Fig. 2
Fig. 2. Brown fat and skeletal muscle arise from myf5-expressing precursors
(a)myf5-cre mice were intercrossed with indicator mice that have a YFP gene integrated into the rosa26 locus downstream of a floxed transcriptional stop sequence (R26R3-YFP). Expression of Cre recombinase excises the stop sequence to irreversibly activate YFP expression. (b) Immunohistochemistry to detect YFP (GFP) expression in skeletal muscle (sk. musc), BAT and WAT from control (myf5-cre negative) and myf5-cre:R26R3-YFP mice. (c) Real-time PCR analysis of YFP mRNA levels in: liver; gluteal (glut), inguinal (ing) and epididymal (epid) WAT; skeletal muscle (skM) and BAT (n= 4/group; error bars are ± SEM; **p<0.01). (d) UCP1 and GFP expression in WAT and BAT from CL316, 243 treated myf5-cre:R26R3-YFP mice.
Fig. 3
Fig. 3. PRDM16 stimulates brown adipocyte differentiation in skeletal myoblasts
(a–d) C2C12 myoblasts expressing retroviral PRDM16 or vector control (ctl) were stained with Oil-Red-O 6 days after inducing adipocyte differentiation (a); and analyzed by real-time PCR for their expression of markers specific to: adipocytes (PPARγ, aP2) (b, left); skeletal muscle (myod, myg) (b, right); BAT (elovl3, CIDEA) (c); and thermogenesis (UCP1, PGC-1α) (d). (e–g) ctl and PRDM16-expressing primary myoblasts were stained with Oil-Red-O 7 days after inducing adipocyte differentiation (e). Real-time PCR analysis of genes expressed selectively in adipocytes (PPARγ, aP2, adiponectin) (left); BAT (elovl3, CIDEA) and during thermogenesis (PGC-1α, UCP1). (g) Western blot analysis before (day 0) and after 7 days of differentiation. (n=4; error bars are ± SD; **p<0.05).
Fig. 4
Fig. 4. PRDM16 binds and activates the transcriptional function of PPARγ
(a) Components in the PRDM16 complex from fat cells were separated by SDS-PAGE and visualized by silver staining. (b) Immunoprecipitation of PRDM16 from COS-7 cells expressing exogenous PRDM16 and/or Flag-PPARγ2 followed by western blot analysis to detect PPARγ2. (c) GST alone or a GST fusion protein containing PPARγ2 was incubated with 35S-labeled PRDM16 or SRC-1 protein (+/− 1 μM rosiglitazone). (d) GST fusion proteins containing different regions of PRDM16 were incubated with 35S-labeled PPARγ2. (e) Transcriptional activity of a PPAR-driven reporter gene in response to PPARγ/RXRα and PRDM16 or vector expression in COS-7 cells (+/− 1 μM rosiglitazone) (n=3; error bars are ± SD; **p<0.05).
Fig. 5
Fig. 5. Altered morphology and dysregulated gene expression in PRDM16-deficient brown fat
(a)Real-time PCR analysis of PRDM16 mRNA levels in putative BAT depots from E17 wildtype (Wt), heterozygous (het) and PRDM16 knock-out (KO) mice. (b) Hematoxylin and Eosin (H&E) staining of representative sections of BAT from Wt and KO mice. (c–e) Wt, het and KO BAT were examined by real-time PCR for their expression of: general adipocyte markers (aP2 and adiponectin) (c); BAT-selective genes (d); and skeletal muscle-specific genes (e). (n= 7–11 mice per group; error bars represent ± SEM). (*p < 0.05; **p < 0.01).

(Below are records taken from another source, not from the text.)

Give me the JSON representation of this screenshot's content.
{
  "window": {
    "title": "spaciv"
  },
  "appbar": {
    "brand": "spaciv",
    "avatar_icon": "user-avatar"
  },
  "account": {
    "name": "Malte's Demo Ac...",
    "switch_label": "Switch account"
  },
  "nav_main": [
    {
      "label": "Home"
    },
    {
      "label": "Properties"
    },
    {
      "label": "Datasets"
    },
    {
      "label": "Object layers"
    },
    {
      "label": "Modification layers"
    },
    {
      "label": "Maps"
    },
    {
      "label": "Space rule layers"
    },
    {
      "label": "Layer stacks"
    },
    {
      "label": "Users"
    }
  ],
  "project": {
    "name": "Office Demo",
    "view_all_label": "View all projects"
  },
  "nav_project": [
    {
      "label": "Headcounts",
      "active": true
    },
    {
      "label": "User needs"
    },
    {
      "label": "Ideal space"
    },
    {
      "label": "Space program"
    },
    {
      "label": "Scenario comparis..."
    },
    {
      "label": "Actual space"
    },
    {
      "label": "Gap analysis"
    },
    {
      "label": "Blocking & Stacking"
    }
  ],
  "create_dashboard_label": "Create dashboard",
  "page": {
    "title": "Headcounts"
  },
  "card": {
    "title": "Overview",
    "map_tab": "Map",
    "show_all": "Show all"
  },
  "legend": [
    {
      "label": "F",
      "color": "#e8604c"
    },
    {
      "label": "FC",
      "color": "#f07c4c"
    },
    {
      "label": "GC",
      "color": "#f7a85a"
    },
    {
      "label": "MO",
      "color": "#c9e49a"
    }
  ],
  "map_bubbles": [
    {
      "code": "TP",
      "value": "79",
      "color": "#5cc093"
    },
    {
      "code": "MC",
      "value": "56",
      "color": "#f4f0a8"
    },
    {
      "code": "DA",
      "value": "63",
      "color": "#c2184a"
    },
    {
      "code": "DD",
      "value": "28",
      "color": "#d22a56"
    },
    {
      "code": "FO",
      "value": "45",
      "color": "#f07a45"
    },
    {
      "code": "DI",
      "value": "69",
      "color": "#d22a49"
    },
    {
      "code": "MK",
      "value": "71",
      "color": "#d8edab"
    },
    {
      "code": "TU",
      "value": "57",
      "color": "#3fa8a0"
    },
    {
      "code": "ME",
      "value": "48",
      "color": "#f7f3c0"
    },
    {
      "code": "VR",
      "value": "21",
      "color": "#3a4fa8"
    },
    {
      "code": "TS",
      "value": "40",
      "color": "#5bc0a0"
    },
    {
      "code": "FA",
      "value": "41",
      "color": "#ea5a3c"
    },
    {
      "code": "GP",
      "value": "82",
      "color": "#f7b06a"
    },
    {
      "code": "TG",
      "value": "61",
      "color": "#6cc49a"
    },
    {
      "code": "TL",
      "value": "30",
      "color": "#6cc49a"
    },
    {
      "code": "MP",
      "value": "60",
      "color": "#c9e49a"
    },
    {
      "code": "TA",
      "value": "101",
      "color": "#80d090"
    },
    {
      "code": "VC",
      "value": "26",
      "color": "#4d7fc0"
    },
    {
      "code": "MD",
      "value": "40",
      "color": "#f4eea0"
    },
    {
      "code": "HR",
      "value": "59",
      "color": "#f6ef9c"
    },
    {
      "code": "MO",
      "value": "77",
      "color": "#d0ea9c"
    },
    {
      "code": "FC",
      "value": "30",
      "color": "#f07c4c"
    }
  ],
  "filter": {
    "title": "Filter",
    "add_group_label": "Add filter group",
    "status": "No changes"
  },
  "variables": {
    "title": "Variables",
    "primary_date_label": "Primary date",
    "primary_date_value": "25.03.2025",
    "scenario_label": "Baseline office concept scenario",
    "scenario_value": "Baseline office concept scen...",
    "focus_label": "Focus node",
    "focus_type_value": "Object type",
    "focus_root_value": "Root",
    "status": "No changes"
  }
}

Comment in

Similar articles

See all similar articles

Cited by 804 articles

See all "Cited by" articles

Publication types

MeSH terms

Feedback